**PROBLEM DESCRIPTION**: Pull out every line with the word "ffffff" from the entries below.

**LISTED RECORDS**:
*** Begin section ***

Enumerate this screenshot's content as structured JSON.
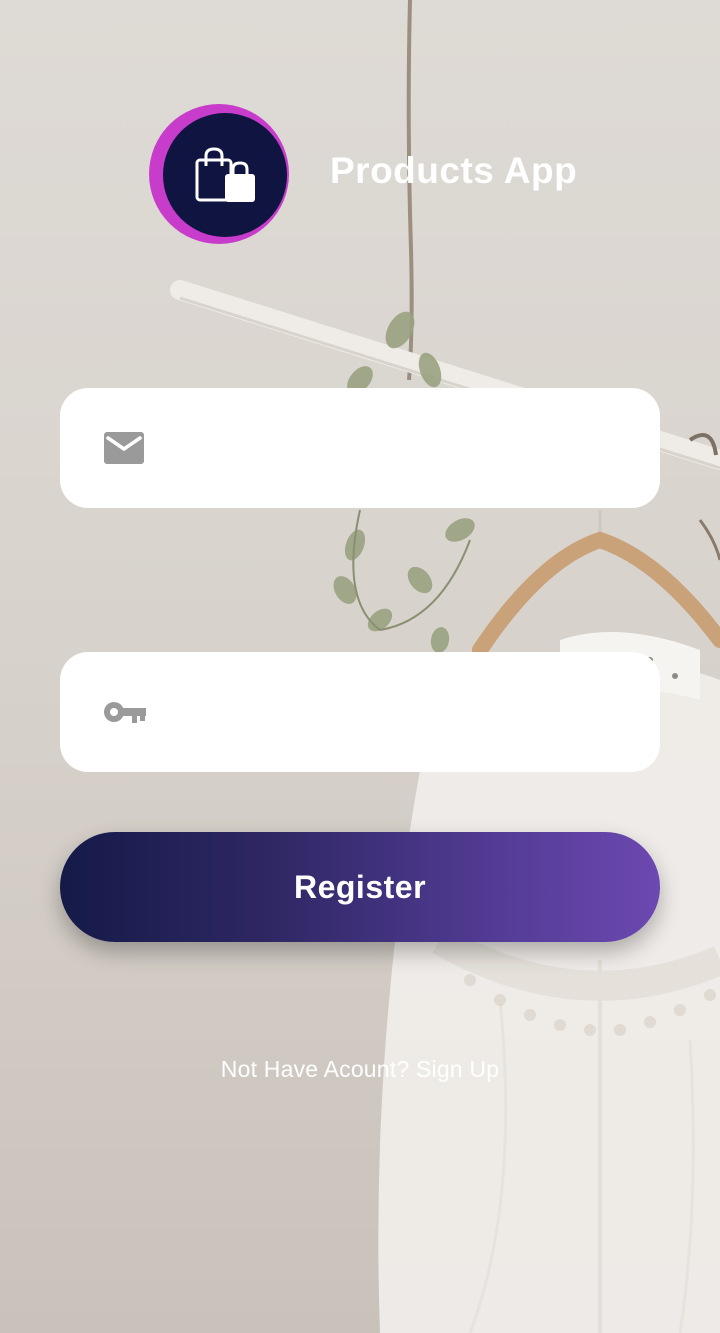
{
  "app": {
    "title": "Products App"
  },
  "form": {
    "email": {
      "value": "",
      "placeholder": "",
      "icon": "mail-icon"
    },
    "password": {
      "value": "",
      "placeholder": "",
      "icon": "key-icon"
    },
    "submit_label": "Register",
    "signup_link": "Not Have Acount? Sign Up"
  },
  "colors": {
    "logo_ring": "#c83ccc",
    "logo_disc": "#0f1540",
    "button_gradient_start": "#151a48",
    "button_gradient_end": "#6c48b0",
    "icon_gray": "#9a9a9a"
  }
}
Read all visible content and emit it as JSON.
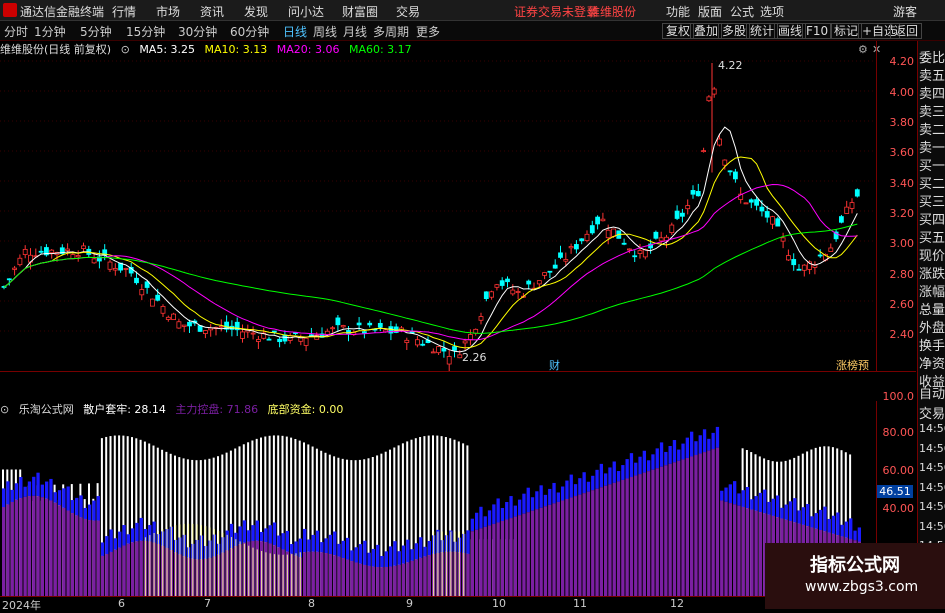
{
  "titlebar": {
    "app_name": "通达信金融终端",
    "menus": [
      "行情",
      "市场",
      "资讯",
      "发现",
      "问小达",
      "财富圈",
      "交易"
    ],
    "notice": "证券交易未登录",
    "stock": "维维股份",
    "right_menus": [
      "功能",
      "版面",
      "公式",
      "选项"
    ],
    "user": "游客"
  },
  "toolbar": {
    "tabs": [
      "分时",
      "1分钟",
      "5分钟",
      "15分钟",
      "30分钟",
      "60分钟",
      "日线",
      "周线",
      "月线",
      "多周期",
      "更多"
    ],
    "active_tab": "日线",
    "right_buttons": [
      "复权",
      "叠加",
      "多股",
      "统计",
      "画线",
      "F10",
      "标记",
      "+自选",
      "返回"
    ]
  },
  "main_chart": {
    "title": "维维股份(日线 前复权)",
    "ma": [
      {
        "label": "MA5: 3.25",
        "color": "#ffffff"
      },
      {
        "label": "MA10: 3.13",
        "color": "#ffff00"
      },
      {
        "label": "MA20: 3.06",
        "color": "#ff00ff"
      },
      {
        "label": "MA60: 3.17",
        "color": "#00ff00"
      }
    ],
    "high_label": "4.22",
    "low_label": "2.26",
    "marker_cai": "财",
    "marker_zt": "涨榜预",
    "y_ticks": [
      "4.20",
      "4.00",
      "3.80",
      "3.60",
      "3.40",
      "3.20",
      "3.00",
      "2.80",
      "2.60",
      "2.40"
    ]
  },
  "indicator": {
    "source": "乐淘公式网",
    "retail_label": "散户套牢: 28.14",
    "main_label": "主力控盘: 71.86",
    "bottom_label": "底部资金: 0.00",
    "y_ticks": [
      "100.0",
      "80.00",
      "60.00",
      "40.00"
    ],
    "current_tag": "46.51"
  },
  "time_axis": [
    "2024年",
    "6",
    "7",
    "8",
    "9",
    "10",
    "11",
    "12"
  ],
  "right_column": {
    "top_items": [
      "委比",
      "卖五",
      "卖四",
      "卖三",
      "卖二",
      "卖一",
      "买一",
      "买二",
      "买三",
      "买四",
      "买五",
      "现价",
      "涨跌",
      "涨幅",
      "总量",
      "外盘",
      "换手",
      "净资",
      "收益"
    ],
    "bottom_items": [
      "自动",
      "交易",
      "14:56",
      "14:56",
      "14:56",
      "14:56",
      "14:56",
      "14:56",
      "14:56",
      "14:56"
    ]
  },
  "watermark": {
    "line1": "指标公式网",
    "line2": "www.zbgs3.com"
  },
  "colors": {
    "up": "#ff3333",
    "down": "#00ffff",
    "ma5": "#ffffff",
    "ma10": "#ffff00",
    "ma20": "#ff00ff",
    "ma60": "#00ff00",
    "retail": "#ffffff",
    "main_force": "#7b1fa2",
    "blue": "#1a1aff",
    "bottom_fund": "#ffff99"
  }
}
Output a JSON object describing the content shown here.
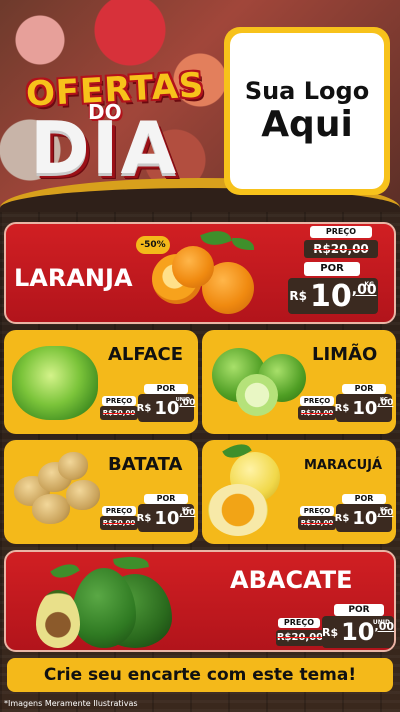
{
  "header": {
    "title_ofertas": "OFERTAS",
    "title_do": "DO",
    "title_dia": "DIA",
    "logo_line1": "Sua Logo",
    "logo_line2": "Aqui"
  },
  "products": {
    "laranja": {
      "name": "LARANJA",
      "badge": "-50%",
      "preco_label": "PREÇO",
      "old_price": "R$20,00",
      "por_label": "POR",
      "currency": "R$",
      "price_int": "10",
      "price_dec": ",00",
      "unit": "KG"
    },
    "alface": {
      "name": "ALFACE",
      "preco_label": "PREÇO",
      "old_price": "R$20,00",
      "por_label": "POR",
      "currency": "R$",
      "price_int": "10",
      "price_dec": ",00",
      "unit": "UNID"
    },
    "limao": {
      "name": "LIMÃO",
      "preco_label": "PREÇO",
      "old_price": "R$20,00",
      "por_label": "POR",
      "currency": "R$",
      "price_int": "10",
      "price_dec": ",00",
      "unit": "KG"
    },
    "batata": {
      "name": "BATATA",
      "preco_label": "PREÇO",
      "old_price": "R$20,00",
      "por_label": "POR",
      "currency": "R$",
      "price_int": "10",
      "price_dec": ",00",
      "unit": "KG"
    },
    "maracuja": {
      "name": "MARACUJÁ",
      "preco_label": "PREÇO",
      "old_price": "R$20,00",
      "por_label": "POR",
      "currency": "R$",
      "price_int": "10",
      "price_dec": ",00",
      "unit": "KG"
    },
    "abacate": {
      "name": "ABACATE",
      "preco_label": "PREÇO",
      "old_price": "R$20,00",
      "por_label": "POR",
      "currency": "R$",
      "price_int": "10",
      "price_dec": ",00",
      "unit": "UNID"
    }
  },
  "footer": {
    "cta": "Crie seu encarte com este tema!",
    "disclaimer": "*Imagens Meramente Ilustrativas"
  },
  "colors": {
    "red": "#d11f23",
    "yellow": "#f4b91a",
    "wood": "#3b2a20"
  }
}
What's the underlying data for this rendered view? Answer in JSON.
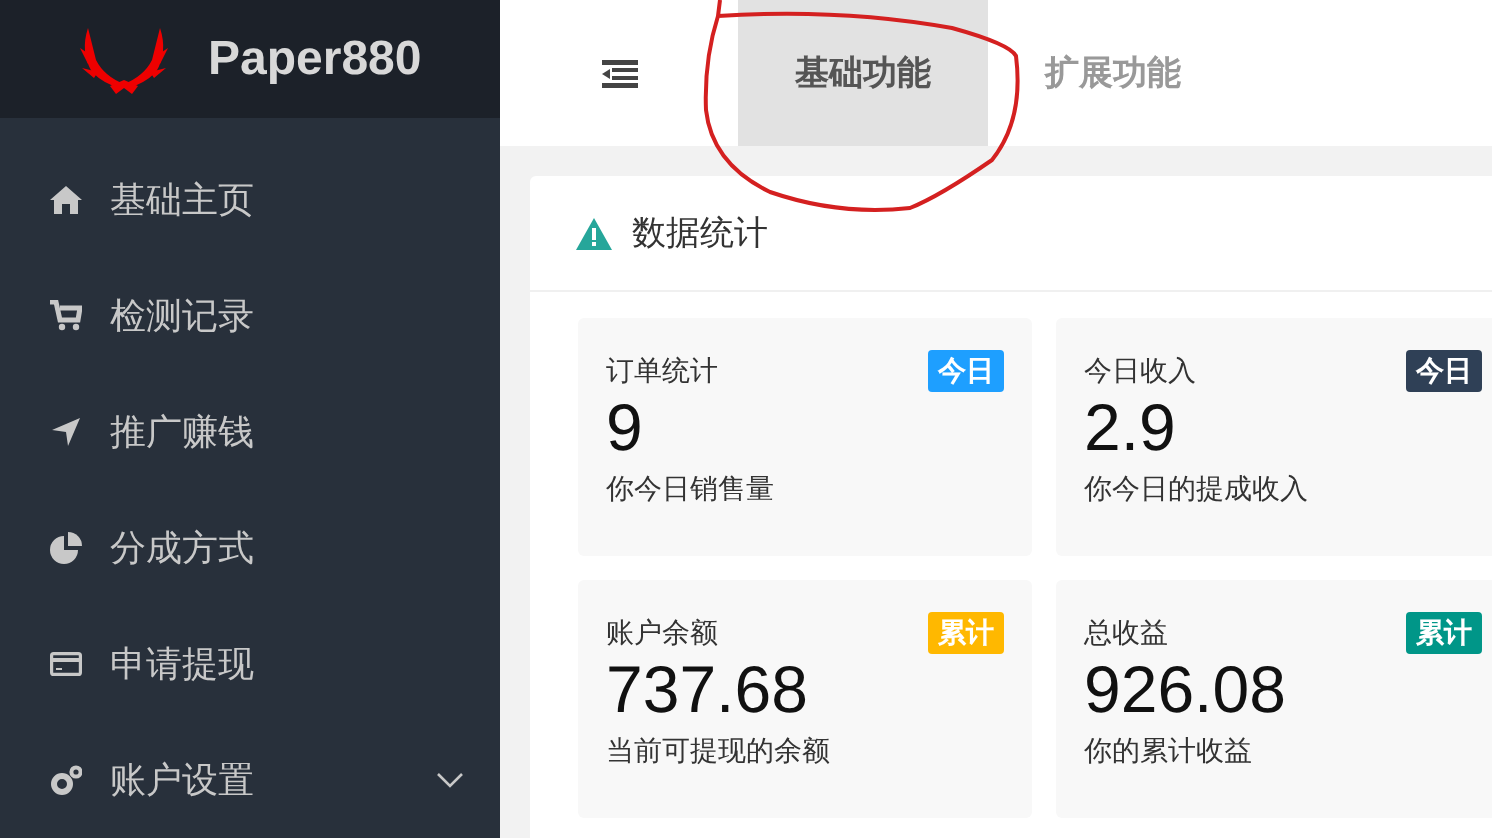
{
  "brand": {
    "name": "Paper880"
  },
  "sidebar": {
    "items": [
      {
        "label": "基础主页",
        "expandable": false
      },
      {
        "label": "检测记录",
        "expandable": false
      },
      {
        "label": "推广赚钱",
        "expandable": false
      },
      {
        "label": "分成方式",
        "expandable": false
      },
      {
        "label": "申请提现",
        "expandable": false
      },
      {
        "label": "账户设置",
        "expandable": true
      }
    ]
  },
  "tabs": [
    {
      "label": "基础功能",
      "selected": true
    },
    {
      "label": "扩展功能",
      "selected": false
    }
  ],
  "panel": {
    "title": "数据统计",
    "stats": [
      {
        "title": "订单统计",
        "badge": "今日",
        "color": "#1e9fff",
        "value": "9",
        "caption": "你今日销售量"
      },
      {
        "title": "今日收入",
        "badge": "今日",
        "color": "#2f4056",
        "value": "2.9",
        "caption": "你今日的提成收入"
      },
      {
        "title": "账户余额",
        "badge": "累计",
        "color": "#ffb800",
        "value": "737.68",
        "caption": "当前可提现的余额"
      },
      {
        "title": "总收益",
        "badge": "累计",
        "color": "#009688",
        "value": "926.08",
        "caption": "你的累计收益"
      }
    ]
  }
}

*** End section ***

**RESPONSE FOR THIS EXERCISE**:
        "color": "#ffffff"
    "ma5": "#ffffff",
    "retail": "#ffffff",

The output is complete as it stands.